V.J. Emery, S.A. Kivelson / Journal of Physics and Chemistry of Solids 61 (2000) 467–471 [30] O. Zachar, S.A. Kivelson, V.J. Emery, Phys. Rev. B 57 (1998) 1422. [31] M. von Zimmermann, et al., Europhys. Lett. 41 (1998) 629. [32] S.-W. Cheong et al., Phys. Rev. Lett. 67 (1991) 1791–1794. [33] T.E. Mason et al., Phys. Rev. Lett. 68 (1992) 1414–1417. [34] T.R. Thurston et al., Phys. Rev. B 46 (1992) 9128–9131. [35] K. Yamada et al., Phys.

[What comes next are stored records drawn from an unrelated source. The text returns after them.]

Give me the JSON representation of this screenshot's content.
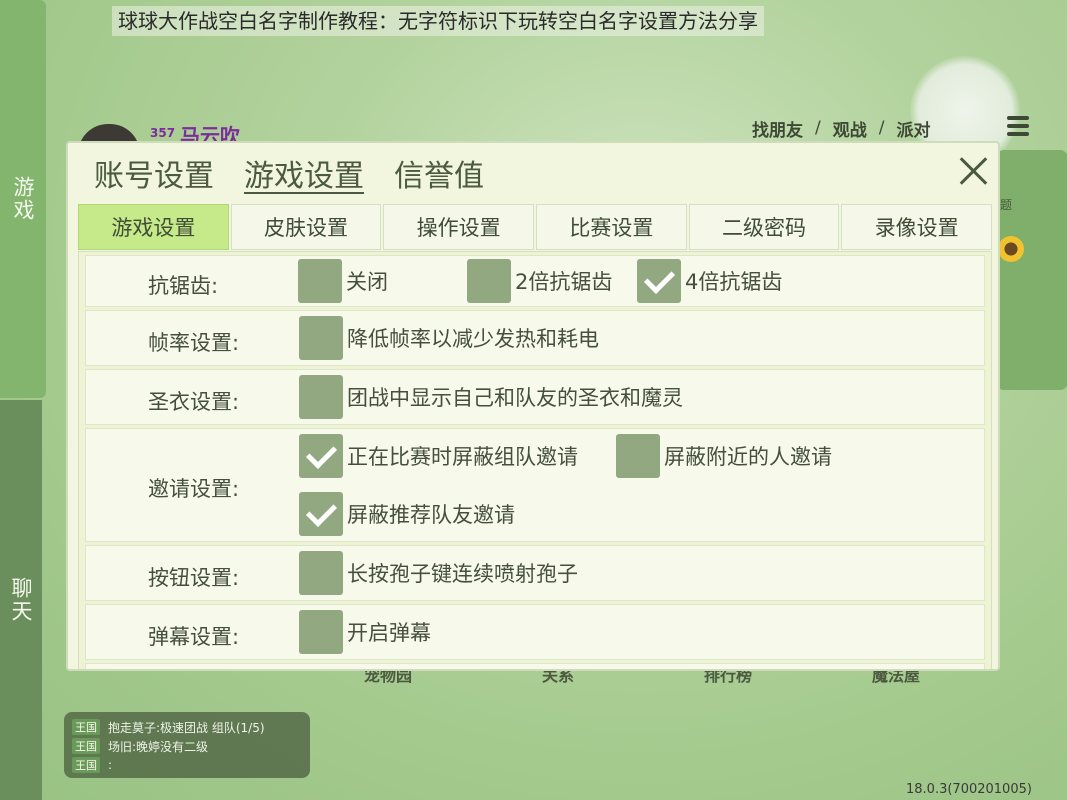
{
  "caption": "球球大作战空白名字制作教程：无字符标识下玩转空白名字设置方法分享",
  "rail": {
    "game_label": "游戏",
    "chat_label": "聊天"
  },
  "player": {
    "level": "357",
    "name": "马云吹"
  },
  "top_nav": {
    "find_friends": "找朋友",
    "sep1": "/",
    "watch": "观战",
    "sep2": "/",
    "party": "派对"
  },
  "side_peek": {
    "text": "题"
  },
  "bottom_labels": [
    "宠物园",
    "关系",
    "排行榜",
    "魔法屋"
  ],
  "chat": [
    {
      "tag": "王国",
      "text": "抱走莫子:极速团战 组队(1/5)"
    },
    {
      "tag": "王国",
      "text": "场旧:晚婷没有二级"
    },
    {
      "tag": "王国",
      "text": ":"
    }
  ],
  "version": "18.0.3(700201005)",
  "dialog": {
    "tabs": [
      "账号设置",
      "游戏设置",
      "信誉值"
    ],
    "active_tab": 1,
    "subtabs": [
      "游戏设置",
      "皮肤设置",
      "操作设置",
      "比赛设置",
      "二级密码",
      "录像设置"
    ],
    "active_subtab": 0,
    "settings": {
      "antialias": {
        "label": "抗锯齿:",
        "options": [
          {
            "label": "关闭",
            "checked": false
          },
          {
            "label": "2倍抗锯齿",
            "checked": false
          },
          {
            "label": "4倍抗锯齿",
            "checked": true
          }
        ]
      },
      "framerate": {
        "label": "帧率设置:",
        "options": [
          {
            "label": "降低帧率以减少发热和耗电",
            "checked": false
          }
        ]
      },
      "jersey": {
        "label": "圣衣设置:",
        "options": [
          {
            "label": "团战中显示自己和队友的圣衣和魔灵",
            "checked": false
          }
        ]
      },
      "invite": {
        "label": "邀请设置:",
        "options": [
          {
            "label": "正在比赛时屏蔽组队邀请",
            "checked": true
          },
          {
            "label": "屏蔽附近的人邀请",
            "checked": false
          },
          {
            "label": "屏蔽推荐队友邀请",
            "checked": true
          }
        ]
      },
      "button": {
        "label": "按钮设置:",
        "options": [
          {
            "label": "长按孢子键连续喷射孢子",
            "checked": false
          }
        ]
      },
      "barrage": {
        "label": "弹幕设置:",
        "options": [
          {
            "label": "开启弹幕",
            "checked": false
          }
        ]
      }
    }
  },
  "colors": {
    "accent_green": "#c6ea8a",
    "checkbox": "#92a881",
    "rail_green": "#83b56f",
    "name_purple": "#7b2d9a"
  }
}
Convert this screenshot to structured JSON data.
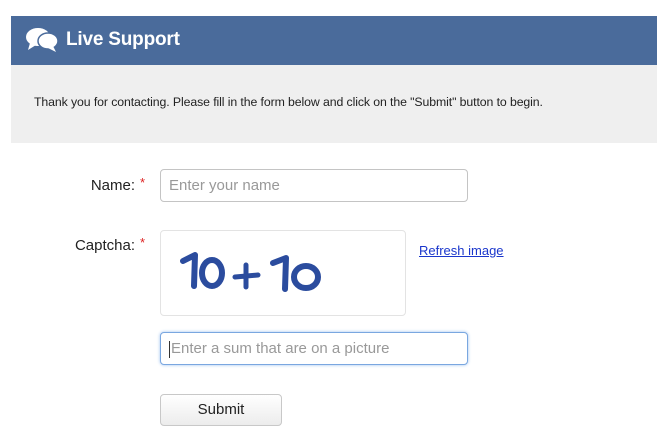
{
  "header": {
    "title": "Live Support",
    "icon": "chat-bubbles-icon",
    "background": "#4a6b9b"
  },
  "intro": {
    "message": "Thank you for contacting. Please fill in the form below and click on the \"Submit\" button to begin."
  },
  "form": {
    "name": {
      "label": "Name:",
      "required_mark": "*",
      "placeholder": "Enter your name",
      "value": ""
    },
    "captcha": {
      "label": "Captcha:",
      "required_mark": "*",
      "image_text": "10 + 10",
      "refresh_label": "Refresh image",
      "placeholder": "Enter a sum that are on a picture",
      "value": ""
    },
    "submit_label": "Submit"
  },
  "colors": {
    "required": "#dd2222",
    "link": "#1a36cc",
    "captcha_ink": "#2b4c9e"
  }
}
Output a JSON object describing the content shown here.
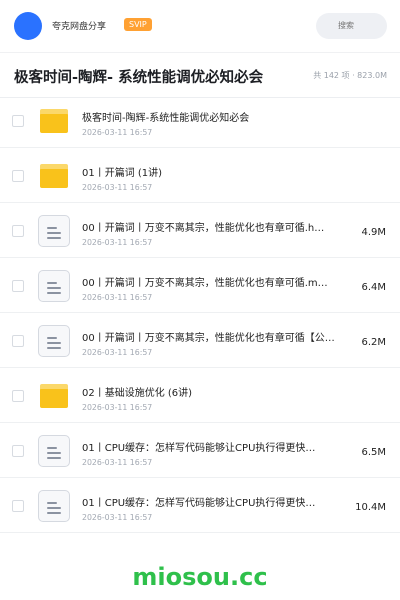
{
  "header": {
    "share_name": "夸克网盘分享",
    "badge": "SVIP",
    "search_placeholder": "搜索"
  },
  "folder": {
    "title": "极客时间-陶辉- 系统性能调优必知必会",
    "meta": "共 142 项 · 823.0M"
  },
  "files": [
    {
      "type": "folder",
      "name": "极客时间-陶辉-系统性能调优必知必会",
      "date": "2026-03-11 16:57",
      "size": ""
    },
    {
      "type": "folder",
      "name": "01丨开篇词 (1讲)",
      "date": "2026-03-11 16:57",
      "size": ""
    },
    {
      "type": "file",
      "name": "00丨开篇词丨万变不离其宗，性能优化也有章可循.h…",
      "date": "2026-03-11 16:57",
      "size": "4.9M"
    },
    {
      "type": "file",
      "name": "00丨开篇词丨万变不离其宗，性能优化也有章可循.m…",
      "date": "2026-03-11 16:57",
      "size": "6.4M"
    },
    {
      "type": "file",
      "name": "00丨开篇词丨万变不离其宗，性能优化也有章可循【公…",
      "date": "2026-03-11 16:57",
      "size": "6.2M"
    },
    {
      "type": "folder",
      "name": "02丨基础设施优化 (6讲)",
      "date": "2026-03-11 16:57",
      "size": ""
    },
    {
      "type": "file",
      "name": "01丨CPU缓存：怎样写代码能够让CPU执行得更快…",
      "date": "2026-03-11 16:57",
      "size": "6.5M"
    },
    {
      "type": "file",
      "name": "01丨CPU缓存：怎样写代码能够让CPU执行得更快…",
      "date": "2026-03-11 16:57",
      "size": "10.4M"
    }
  ],
  "watermark": "miosou.cc",
  "colors": {
    "accent": "#2a72ff",
    "svip": "#ffa133",
    "folder": "#f9c21b",
    "watermark": "#2fc04b"
  }
}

Rev. Lett. 75 (1995) 1626. [36] H.A. Mook et al., Nature 395 (1998) 580. [37] M. Salkola, V.J. Emery, S.A. Kivelson, Phys. Rev. Lett. 77 (1996) 155. [38] D.S. Dessau et al., Phys. Rev. Lett. 71 (1993) 2781. [39] H. Ding et al., Phys. Rev. Lett. 78 (1997) 2628. [40] V.J. Emery, S.A. Kivelson, Phys. Rev. Lett. 74 (1995) 3253.

[41] [42] [43] [44] [45] [46] [47] [48] [49] [50] [51]


M.R. Norman et al., Nature 392 (1998) 157. Z.-X. Shen et al., Phys. Rev. Lett. 70 (1993) 1553. H. Ding et al., Phys. Rev. B 54 (1996) R9678. V.J. Emery, S.A. Kivelson, Nature 374 (1995) 4347. E. Carlson et al., submitted for publication. V.J. Emery, Phys. Rev. B 14 (1976) 2989. G.T. Zimanyi, S.A. Kivelson, A. Luther, Phys. Rev. Lett. 60 (1988) 2089. J. Voit, Phys. Rev. Lett. 62 (1989) 1053. J. Voit, Phys. Rev. Lett. 64 (1990) 323. S.A. Kivelson, G.T. Zimanyi, Molec. Cryst. Liq. Cryst. 160 (1988) 457. C.C. Homes et al., Phys. Rev. Lett. 71 (1993) 1645.